Technology aside, the farm also engages with the community to be involved in urban farming.
Sunway FutureX Farm also teamed up with Sunway Property in its growing and owning initiative for individuals who want to grow their own produce.
“Interested individuals pay for a small farm plot and they are provided with the seeds and gardening materials. We then manage it for them.
“One can pick up their greens or have it delivered to them, ” explained van Leeuwen.
FutureX Farm also aims to educate and empower communities through sustainable living and urban farming. It also hopes to nurture more agriculture entrepreneurs in Klang Valley.
Van Leeuwen said they were looking at incorporating these urban farms into Sunway properties.
“We are also talking to other Sunway properties about reimagining space to transform underutilised areas into urban farms.
“Sunway Property is looking at potential spaces around its development projects to set up urban farm plots, ” he said, adding that similar talks were being held with Sunway City Iskandar Puteri in Johor and Sunway Penang.
“In Klang Valley, we potentially would expand the urban farm in Sunway Velocity and Sunway Pyramid, but we are still in the planning phase.
“We want to educate and raise awareness among the people and get the community involved in urban farming.
“By putting an urban farm in a mall, visitors get to try it out themselves. Ultimately, we want to inspire them. They can then bring this concept back to their community, ” he said.
Central i-City shopping centre in Shah Alam, Selangor teamed up with Trex Event Management to organise its first Urban Farming Festival last month
Featuring 15 exhibitors, the exhibition had a two-pronged approach — to introduce a new and healthy trend to the public while helping the urban farming industry players introduce their products to the masses.
Central i-City Marketing and Strategic Communications senior executive Joyce Chew said the festival encouraged urban farming as a new trend.

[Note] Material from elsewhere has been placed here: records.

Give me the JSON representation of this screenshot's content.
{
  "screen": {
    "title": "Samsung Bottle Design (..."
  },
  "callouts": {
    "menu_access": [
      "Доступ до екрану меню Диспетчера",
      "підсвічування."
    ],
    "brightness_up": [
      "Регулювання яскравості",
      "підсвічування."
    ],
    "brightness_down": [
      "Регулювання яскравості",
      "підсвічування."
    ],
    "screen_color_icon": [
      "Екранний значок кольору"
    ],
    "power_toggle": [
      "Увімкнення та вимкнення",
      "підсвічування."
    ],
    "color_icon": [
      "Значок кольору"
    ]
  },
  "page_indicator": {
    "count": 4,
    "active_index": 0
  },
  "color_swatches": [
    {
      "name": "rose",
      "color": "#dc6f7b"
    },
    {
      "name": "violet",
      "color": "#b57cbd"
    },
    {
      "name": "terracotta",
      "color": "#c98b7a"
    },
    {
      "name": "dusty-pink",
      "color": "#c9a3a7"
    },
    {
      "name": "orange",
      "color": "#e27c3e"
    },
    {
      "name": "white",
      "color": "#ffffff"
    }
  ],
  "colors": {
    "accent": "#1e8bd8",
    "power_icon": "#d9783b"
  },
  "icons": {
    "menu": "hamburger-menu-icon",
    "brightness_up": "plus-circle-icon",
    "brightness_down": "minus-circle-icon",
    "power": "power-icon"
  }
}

“People can consider taking up urban farming as a new hobby that encourages and elevates quality of life.
“We believe urban farming can help many to achieve their close-to-impossible goal of having green space at home through a sustainable and effective system, ” she said.
Chew added that the festival had paved the way for the possibility of having an urban farm in the mall.

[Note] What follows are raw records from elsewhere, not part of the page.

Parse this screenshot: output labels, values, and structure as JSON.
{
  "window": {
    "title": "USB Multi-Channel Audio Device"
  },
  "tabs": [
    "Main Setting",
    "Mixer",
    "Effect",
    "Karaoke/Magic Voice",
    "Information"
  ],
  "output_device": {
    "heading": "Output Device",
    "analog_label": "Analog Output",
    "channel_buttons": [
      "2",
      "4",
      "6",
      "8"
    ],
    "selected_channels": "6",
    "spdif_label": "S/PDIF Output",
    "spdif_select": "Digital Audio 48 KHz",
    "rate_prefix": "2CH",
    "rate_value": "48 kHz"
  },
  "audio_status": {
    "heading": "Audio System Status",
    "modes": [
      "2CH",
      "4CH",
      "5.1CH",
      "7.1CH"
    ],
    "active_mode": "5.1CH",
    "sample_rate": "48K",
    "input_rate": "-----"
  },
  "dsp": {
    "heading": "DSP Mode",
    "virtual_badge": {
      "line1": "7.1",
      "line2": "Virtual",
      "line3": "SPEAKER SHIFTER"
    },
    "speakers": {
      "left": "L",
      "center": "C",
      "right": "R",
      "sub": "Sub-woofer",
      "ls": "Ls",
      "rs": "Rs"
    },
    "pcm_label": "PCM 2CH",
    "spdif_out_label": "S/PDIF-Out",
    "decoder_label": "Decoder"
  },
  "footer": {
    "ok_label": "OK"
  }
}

“Since we have a vast open area at the mall’s Level Four, we are exploring the idea to transform the space, ” she said.
Sunway Geolake resident Yap Wei Hsum, 35, who participated in the growing and owning initiative by Sunway FarmX, said she liked the food sustainability efforts promoted by the farm.
“When I purchased the property here, I got to know about the programme through an email.
“Feeling curious, I found out more about it and joined it eventually.
“Initially, the vegetables that I collected weekly were rather small in size, but they improved gradually.
“I was happy with the weekly harvest as it was fresh and enough for the family, ” she said, adding that she even participated in the workshop to learn how the vegetables are grown.
Farm at the Quay visitor Vincent Lim, 35, lauded the mall’s effort to promote urban farming in the city.
“It is a fresh idea that the public can take up as a hobby and grow vegetables in their own backyard.
“We can also teach our children about urban farming, which is something they may not be exposed to while living in the city, ” he said.